b. a Schmitt trigger circuit coupled to the output of said light-sensitive means. said trigger circuit including first and second switching means coupled to one another. said first switching means being coupled to said load resistor and changing condition whenever said light-sensitive means changes condition, said second switching means changing condition in response to a change in condition of said first switching means, said trigger circuit being directly coupled to said branch.

c. a third switching means coupled to said second switching means which changes condition in re sponse to a change in condition of said second switching means. and a utilization circuit coupled to said third switching means which is actuated in response to a predeter' mined change in the condition of said third switching means. said utilization circuit remaining acutated until said light-sensitive means next changes condition.
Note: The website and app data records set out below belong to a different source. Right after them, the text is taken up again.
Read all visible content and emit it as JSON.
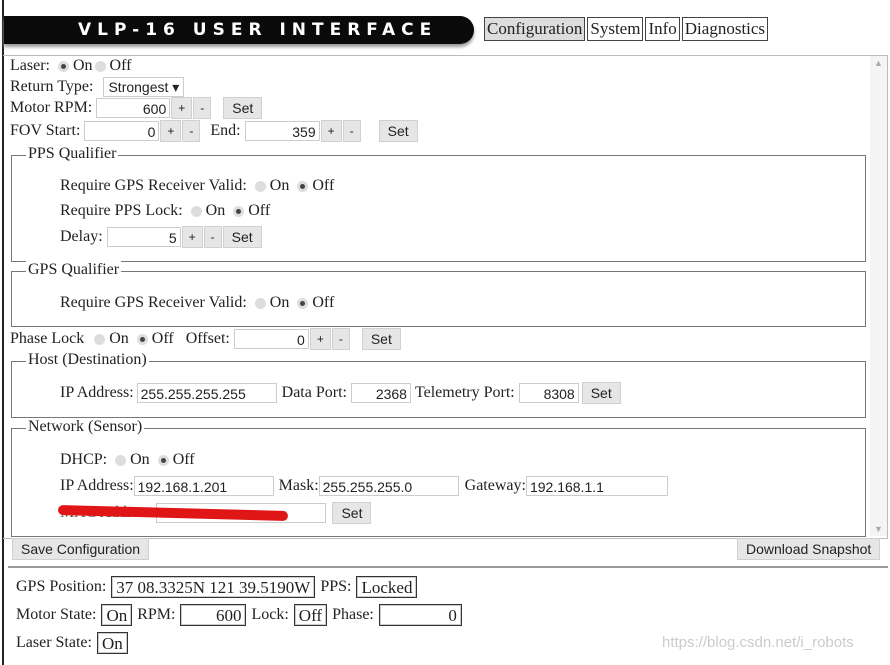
{
  "header": {
    "title": "VLP-16 USER INTERFACE",
    "tabs": [
      "Configuration",
      "System",
      "Info",
      "Diagnostics"
    ],
    "active_tab": "Configuration"
  },
  "config": {
    "laser": {
      "label": "Laser:",
      "on": "On",
      "off": "Off",
      "value": "On"
    },
    "return_type": {
      "label": "Return Type:",
      "value": "Strongest ▾"
    },
    "motor": {
      "label": "Motor  RPM:",
      "value": "600"
    },
    "fov": {
      "start_label": "FOV  Start:",
      "start": "0",
      "end_label": "End:",
      "end": "359"
    },
    "buttons": {
      "plus": "+",
      "minus": "-",
      "set": "Set"
    },
    "pps": {
      "legend": "PPS Qualifier",
      "gps_valid_label": "Require GPS Receiver Valid:",
      "gps_valid": "Off",
      "pps_lock_label": "Require PPS Lock:",
      "pps_lock": "Off",
      "delay_label": "Delay:",
      "delay": "5",
      "on": "On",
      "off": "Off"
    },
    "gps": {
      "legend": "GPS Qualifier",
      "gps_valid_label": "Require GPS Receiver Valid:",
      "gps_valid": "Off",
      "on": "On",
      "off": "Off"
    },
    "phase": {
      "label": "Phase Lock",
      "on": "On",
      "off": "Off",
      "value": "Off",
      "offset_label": "Offset:",
      "offset": "0"
    },
    "host": {
      "legend": "Host (Destination)",
      "ip_label": "IP Address:",
      "ip": "255.255.255.255",
      "data_port_label": "Data Port:",
      "data_port": "2368",
      "telemetry_label": "Telemetry Port:",
      "telemetry": "8308"
    },
    "network": {
      "legend": "Network (Sensor)",
      "dhcp_label": "DHCP:",
      "dhcp": "Off",
      "on": "On",
      "off": "Off",
      "ip_label": "IP Address:",
      "ip": "192.168.1.201",
      "mask_label": "Mask:",
      "mask": "255.255.255.0",
      "gateway_label": "Gateway:",
      "gateway": "192.168.1.1",
      "mac_label": "MAC Address:"
    },
    "save": "Save Configuration",
    "download": "Download Snapshot"
  },
  "status": {
    "gps_label": "GPS  Position:",
    "gps": "37 08.3325N 121 39.5190W",
    "pps_label": "PPS:",
    "pps": "Locked",
    "motor_label": "Motor  State:",
    "motor": "On",
    "rpm_label": "RPM:",
    "rpm": "600",
    "lock_label": "Lock:",
    "lock": "Off",
    "phase_label": "Phase:",
    "phase": "0",
    "laser_label": "Laser  State:",
    "laser": "On"
  },
  "watermark": "https://blog.csdn.net/i_robots"
}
2. The circuit according to claim 1 wherein all of said switching means are solid state devices. wherein said utilization circuit is a coil and is in series with said, third switching means, wherein there is additionally provided a timing subcircuit coupled to said second and third switching means which commences a timing operation as soon as said second switching means becomes nonconductive and further wherein there is a voltagethreshold-detection subcircuit coupled to said third switching means for preventing appreciable conduction through the latter until at least a predetermined minimal voltage appears on a selected electrode of said third means, said conduction thereupon energizing said coil.

Patent Citations
Cited PatentFiling datePublication dateApplicantTitle
US3113250 *Jul 28, 1960Dec 3, 1963Morton Salt CoTransistor control circuit
Referenced by
Citing PatentFiling datePublication dateApplicantTitle
US4523251 *Sep 28, 1982Jun 11, 1985Erwin Sick Gmbh Optik-ElektronikElectronic apparatus comprising an input stage with a binary output connected to a relay control circuit
US4979069 *Jan 8, 1987Dec 18, 1990Elmer Simpson & Edgar PowellMotor fault detector with optical isolation
US5195016 *Jun 25, 1992Mar 16, 1993Dark To Light, Inc.Photoelectric load control system
Classifications
U.S. Classification361/175, 361/196
International ClassificationH03K17/30, H03K17/795
Cooperative ClassificationH03K17/7955, H03K17/30
European ClassificationH03K17/795B, H03K17/30
Legal Events
DateCodeEventDescription
Feb 10, 1992ASAssignment
Owner name: SYCON CORPORATION, OHIO
Free format text: ASSIGNMENT OF ASSIGNORS INTEREST.;ASSIGNOR:AUTOMATIC TIMING & CONTROLS COMPANY, INC., A CORP. OF OH;REEL/FRAME:006008/0813
Effective date: 19920204
Feb 10, 1992AS02Assignment of assignor's interest
Owner name: AUTOMATIC TIMING & CONTROLS COMPANY, INC., A CORP.
Effective date: 19920204
Owner name: SYCON CORPORATION A CORPORATION OF DELAWARE MARION
Mar 21, 1988ASAssignment
Owner name: AUTOMATIC TIMING & CONTROLS COMPANY, INC.
Free format text: ASSIGNMENT OF ASSIGNORS INTEREST.;ASSIGNOR:AMERICAN MANUFACTURING COMPANY, INC., A CORP. OF PA.;REEL/FRAME:004874/0957
Effective date: 19880308
Feb 29, 1988ASAssignment
Owner name: AMERICAN MANUFACTURING COMPANY, INC.,
Free format text: CHANGE OF NAME;ASSIGNOR:CONTORQUE CORPORATION;REEL/FRAME:004837/0428
Effective date: 19840606
Owner name: AMERICAN MANUFACTURING COMPANY, INC.,STATELESS
Feb 29, 1988AS01Change of name
Owner name: AMERICAN MANUFACTURING COMPANY, INC.,
Effective date: 19840606
Owner name: CONTORQUE CORPORATION